  19. 19. Containment: Notification Now is the time to activate the incident response team Follow communications plan, notify internal parties as appropriate If you’re going to contact law enforcement, now is the time Contact legal counsel
  20. 20. Eradication Focus is removal and restoration of affected systems Wipe / Rebuild / Restore Apply missing patches Scan for indicators of compromise Apply mitigations – firewall / WAF / IDS / update AV Change passwords
  21. 21. Recovery Goal is to bring systems back online without causing another incident Verify issue is resolved Increase monitoring ◦ Determine duration of increased monitoring
  22. 22. Mistakes Happen Success does not consist in never making mistakes, but in never making the same one a second time. – George Bernard Shaw
  23. 23. Lessons Learned Be sure to hold a lessons learned session after breach ◦ Hold within two weeks ◦ Identify what failed and why ◦ Implement fixes and update documentation
  24. 24. Execution Document all steps in a notebook ◦ Helps to have one person working, another keeping notes Measure twice, cut once… First, do no harm… ◦ In other words, don’t be too hasty Step back to see the forest for the trees
  25. 25. Summary All sizes of organizations are being attacked Effective incident response is about preparation and practice, not about tools! Incident response plans are key to recovery and limiting lossses There is a vast array of resources available to help you build your plan
  26. 26. Resources Local law enforcement, including FBI Professional Security Organizations ◦ ISSA ◦ InfraGard SANS ◦ NOREX ◦

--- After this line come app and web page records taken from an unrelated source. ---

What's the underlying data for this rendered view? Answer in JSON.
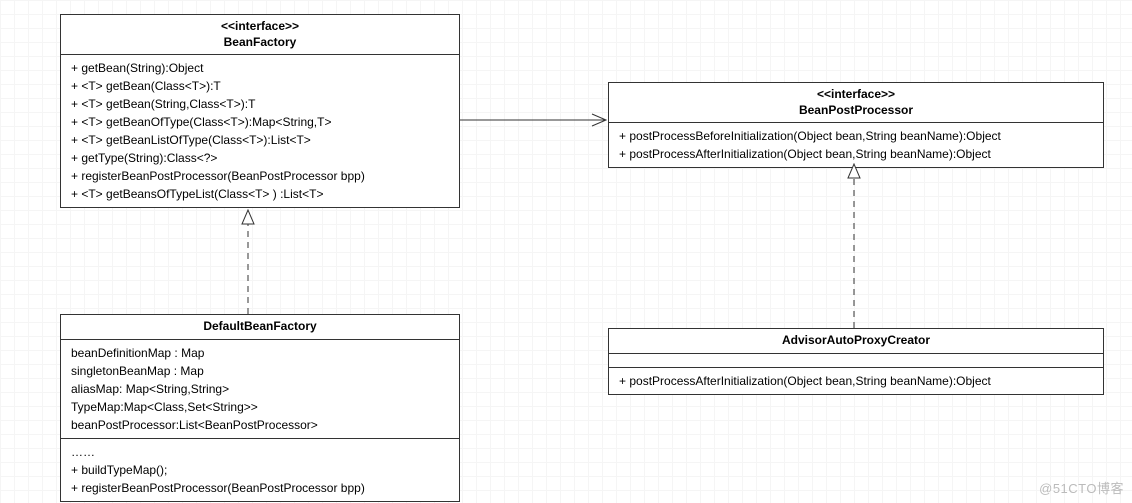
{
  "watermark": "@51CTO博客",
  "beanFactory": {
    "stereotype": "<<interface>>",
    "name": "BeanFactory",
    "methods": [
      "+ getBean(String):Object",
      "+ <T> getBean(Class<T>):T",
      "+ <T> getBean(String,Class<T>):T",
      "+ <T> getBeanOfType(Class<T>):Map<String,T>",
      "+ <T> getBeanListOfType(Class<T>):List<T>",
      "+ getType(String):Class<?>",
      "+ registerBeanPostProcessor(BeanPostProcessor bpp)",
      "+ <T> getBeansOfTypeList(Class<T> ) :List<T>"
    ]
  },
  "beanPostProcessor": {
    "stereotype": "<<interface>>",
    "name": "BeanPostProcessor",
    "methods": [
      "+ postProcessBeforeInitialization(Object bean,String beanName):Object",
      "+ postProcessAfterInitialization(Object bean,String beanName):Object"
    ]
  },
  "defaultBeanFactory": {
    "name": "DefaultBeanFactory",
    "attributes": [
      "beanDefinitionMap : Map",
      "singletonBeanMap : Map",
      "aliasMap: Map<String,String>",
      "TypeMap:Map<Class,Set<String>>",
      "beanPostProcessor:List<BeanPostProcessor>"
    ],
    "methods": [
      "……",
      "+ buildTypeMap();",
      "+ registerBeanPostProcessor(BeanPostProcessor bpp)"
    ]
  },
  "advisorAutoProxyCreator": {
    "name": "AdvisorAutoProxyCreator",
    "methods": [
      "+ postProcessAfterInitialization(Object bean,String beanName):Object"
    ]
  },
  "chart_data": {
    "type": "uml_class_diagram",
    "classes": [
      {
        "id": "BeanFactory",
        "stereotype": "interface"
      },
      {
        "id": "BeanPostProcessor",
        "stereotype": "interface"
      },
      {
        "id": "DefaultBeanFactory",
        "stereotype": "class"
      },
      {
        "id": "AdvisorAutoProxyCreator",
        "stereotype": "class"
      }
    ],
    "relationships": [
      {
        "from": "BeanFactory",
        "to": "BeanPostProcessor",
        "type": "dependency",
        "style": "solid-open-arrow"
      },
      {
        "from": "DefaultBeanFactory",
        "to": "BeanFactory",
        "type": "realization",
        "style": "dashed-triangle-arrow"
      },
      {
        "from": "AdvisorAutoProxyCreator",
        "to": "BeanPostProcessor",
        "type": "realization",
        "style": "dashed-triangle-arrow"
      }
    ]
  }
}
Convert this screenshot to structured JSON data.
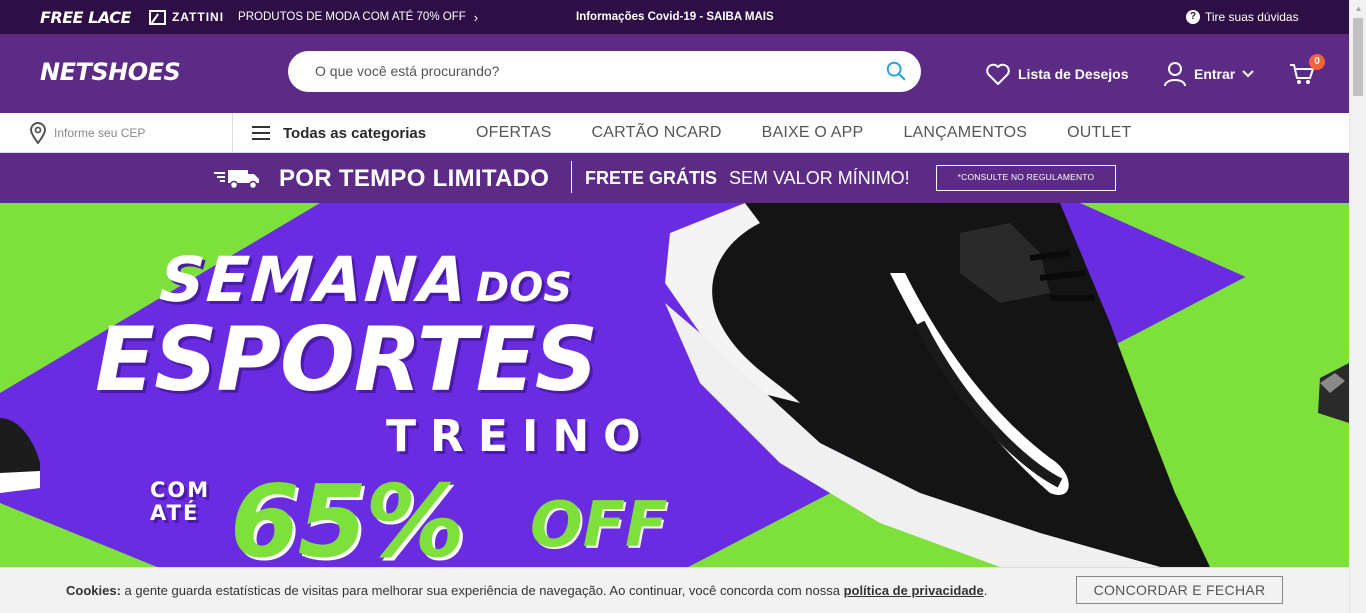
{
  "topbar": {
    "freelace_logo": "FREE LACE",
    "zattini_logo": "ZATTINI",
    "promo_text": "PRODUTOS DE MODA COM ATÉ 70% OFF",
    "covid_text": "Informações Covid-19 - SAIBA MAIS",
    "help_text": "Tire suas dúvidas"
  },
  "header": {
    "logo": "NETSHOES",
    "search_placeholder": "O que você está procurando?",
    "wishlist_label": "Lista de Desejos",
    "login_label": "Entrar",
    "cart_count": "0"
  },
  "nav": {
    "cep_placeholder": "Informe seu CEP",
    "all_categories": "Todas as categorias",
    "links": [
      "OFERTAS",
      "CARTÃO NCARD",
      "BAIXE O APP",
      "LANÇAMENTOS",
      "OUTLET"
    ]
  },
  "promo_bar": {
    "title": "POR TEMPO LIMITADO",
    "free_shipping": "FRETE GRÁTIS",
    "no_minimum": "SEM VALOR MÍNIMO!",
    "rule_button": "*CONSULTE NO REGULAMENTO"
  },
  "hero": {
    "line1": "SEMANA",
    "line1b": "DOS",
    "line2": "ESPORTES",
    "line3": "TREINO",
    "com": "COM",
    "ate": "ATÉ",
    "percent": "65%",
    "off": "OFF"
  },
  "cookie": {
    "label": "Cookies:",
    "text": " a gente guarda estatísticas de visitas para melhorar sua experiência de navegação. Ao continuar, você concorda com nossa ",
    "link": "política de privacidade",
    "end": ".",
    "button": "CONCORDAR E FECHAR"
  },
  "colors": {
    "top_strip": "#2e0f45",
    "brand_purple": "#5c2b86",
    "hero_purple": "#6a2ce0",
    "hero_green": "#7ee03a",
    "cart_badge": "#f2653a",
    "search_icon": "#2aa6d6"
  }
}
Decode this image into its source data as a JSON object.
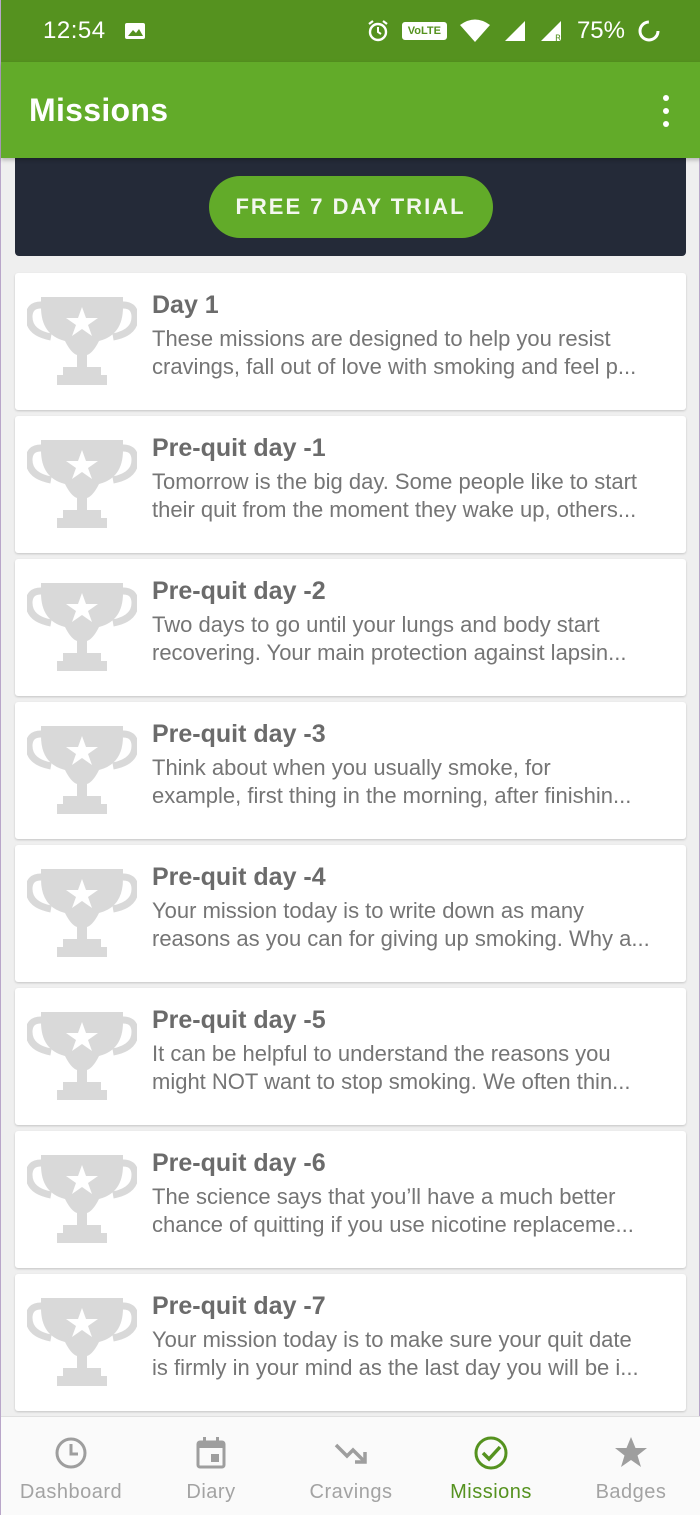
{
  "status_bar": {
    "time": "12:54",
    "volte": "VoLTE",
    "battery": "75%"
  },
  "app_bar": {
    "title": "Missions",
    "icons": [
      "overflow-menu-icon"
    ]
  },
  "banner": {
    "trial_button": "FREE 7 DAY TRIAL"
  },
  "missions": [
    {
      "title": "Day 1",
      "line1": "These missions are designed to help you resist",
      "line2": "cravings, fall out of love with smoking and feel p..."
    },
    {
      "title": "Pre-quit day -1",
      "line1": "Tomorrow is the big day. Some people like to start",
      "line2": "their quit from the moment they wake up, others..."
    },
    {
      "title": "Pre-quit day -2",
      "line1": "Two days to go until your lungs and body start",
      "line2": "recovering. Your main protection against lapsin..."
    },
    {
      "title": "Pre-quit day -3",
      "line1": "Think about when you usually smoke, for",
      "line2": "example, first thing in the morning, after finishin..."
    },
    {
      "title": "Pre-quit day -4",
      "line1": "Your mission today is to write down as many",
      "line2": "reasons as you can for giving up smoking. Why a..."
    },
    {
      "title": "Pre-quit day -5",
      "line1": "It can be helpful to understand the reasons you",
      "line2": "might NOT want to stop smoking. We often thin..."
    },
    {
      "title": "Pre-quit day -6",
      "line1": "The science says that you’ll have a much better",
      "line2": "chance of quitting if you use nicotine replaceme..."
    },
    {
      "title": "Pre-quit day -7",
      "line1": "Your mission today is to make sure your quit date",
      "line2": "is firmly in your mind as the last day you will be i..."
    }
  ],
  "bottom_nav": [
    {
      "label": "Dashboard",
      "icon": "clock-icon"
    },
    {
      "label": "Diary",
      "icon": "calendar-icon"
    },
    {
      "label": "Cravings",
      "icon": "trend-down-icon"
    },
    {
      "label": "Missions",
      "icon": "check-circle-icon",
      "active": true
    },
    {
      "label": "Badges",
      "icon": "star-icon"
    }
  ],
  "colors": {
    "status_bar": "#55921f",
    "app_bar": "#62ab29",
    "banner": "#242a38",
    "active_nav": "#55921f",
    "trophy": "#d9d9d9"
  }
}
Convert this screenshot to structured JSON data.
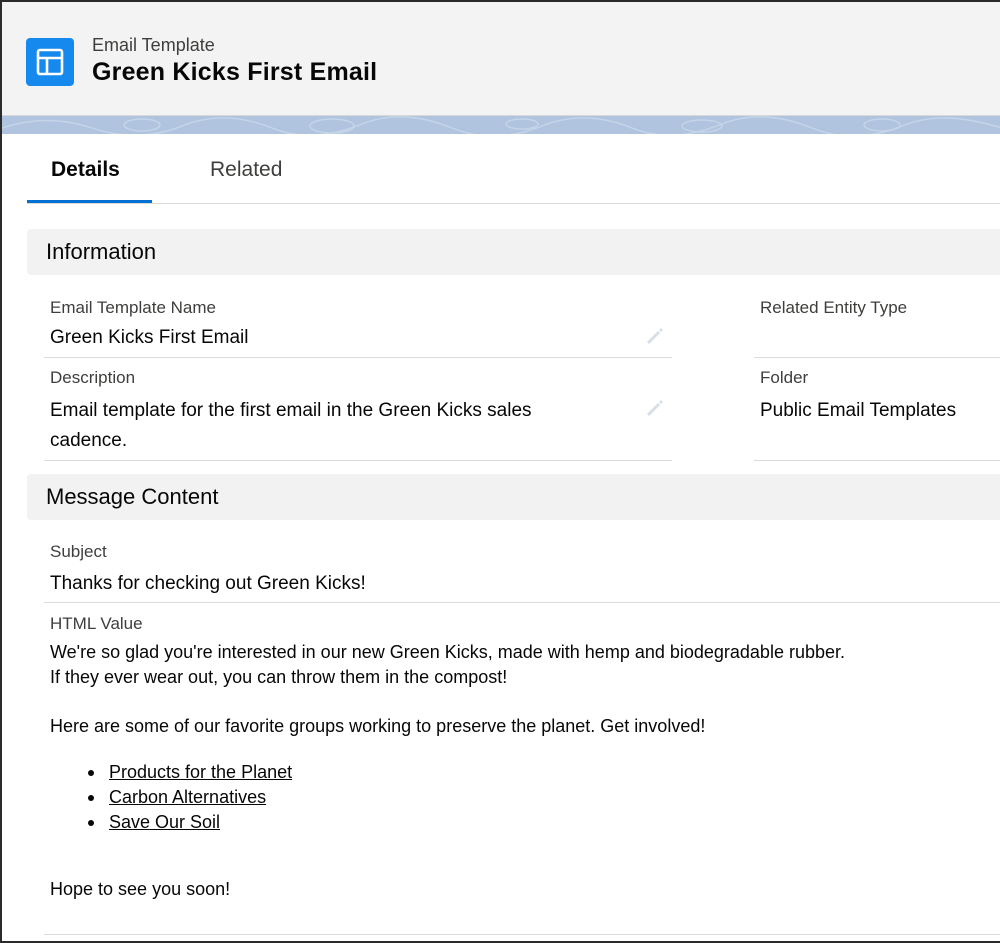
{
  "header": {
    "object_type": "Email Template",
    "record_title": "Green Kicks First Email",
    "icon": "template-layout-icon",
    "icon_color": "#1589ee"
  },
  "tabs": [
    {
      "label": "Details",
      "active": true
    },
    {
      "label": "Related",
      "active": false
    }
  ],
  "sections": {
    "information": {
      "title": "Information",
      "fields": {
        "template_name": {
          "label": "Email Template Name",
          "value": "Green Kicks First Email"
        },
        "related_entity_type": {
          "label": "Related Entity Type",
          "value": ""
        },
        "description": {
          "label": "Description",
          "value_line1": "Email template for the first email in the Green Kicks sales",
          "value_line2": "cadence."
        },
        "folder": {
          "label": "Folder",
          "value": "Public Email Templates"
        }
      }
    },
    "message_content": {
      "title": "Message Content",
      "subject": {
        "label": "Subject",
        "value": "Thanks for checking out Green Kicks!"
      },
      "html_value": {
        "label": "HTML Value",
        "paragraph1_line1": "We're so glad you're interested in our new Green Kicks, made with hemp and biodegradable rubber.",
        "paragraph1_line2": "If they ever wear out, you can throw them in the compost!",
        "paragraph2": "Here are some of our favorite groups working to preserve the planet. Get involved!",
        "links": [
          "Products for the Planet",
          "Carbon Alternatives",
          "Save Our Soil"
        ],
        "closing": "Hope to see you soon!"
      }
    }
  },
  "colors": {
    "accent": "#0070d2",
    "header_band": "#b0c4df",
    "section_bg": "#f3f2f2"
  }
}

  27. 27. Resources Creating a Computer Security Incident Response Team (CSIRT) ◦ NIST SP800-61 Rev. 2: Computer Security Incident Handling Guide ◦ SANS Incident Handling Forms ◦ Incident Handler’s Handbook ◦ handbook-33901 Incident Handling Annual Testing and Training ◦ annual-testing-training-34565
  28. 28. Resources SANS Policy Templates ◦ SANS Reading Room ◦ An Incident Handling Process for Small and Medium Businesses ◦ process-small-medium-businesses_1791 Blue Team Handbook: Incident Response Edition ◦ ISBN-13: 978-1500734756 ◦ Responder/dp/1500734756/
  29. 29. Resources NSA – Spotting the Adversary With Windows Event Log Monitoring ◦ g_Monitoring.pdf U.S. D.O.J Best Practices for Victim Response and Reporting ◦ minal_division_guidance_on_best_practices_for_victim_response_and_reporting_cyb er_incidents.pdf Table Top Exercises for Incident Response ◦ When Breaches Happen: Top Five Questions to Prepare For ◦ questions-prepare-35220 Corporate Incident Response – Why You Can’t Afford to Ignore It ◦ response.pdf
  30. 30. References Verizon 2015 Data Breach Investigations Report ◦ report-2015_en_xg.pdf Symantec 2015 Internet Security Threat Report ◦ security-threat-report-volume-20-2015-social_v2.pdf 2013 National Small Business Association Technology Survey ◦
  31. 31. Contact Me @hardwaterhacker
  32. 32. Questions?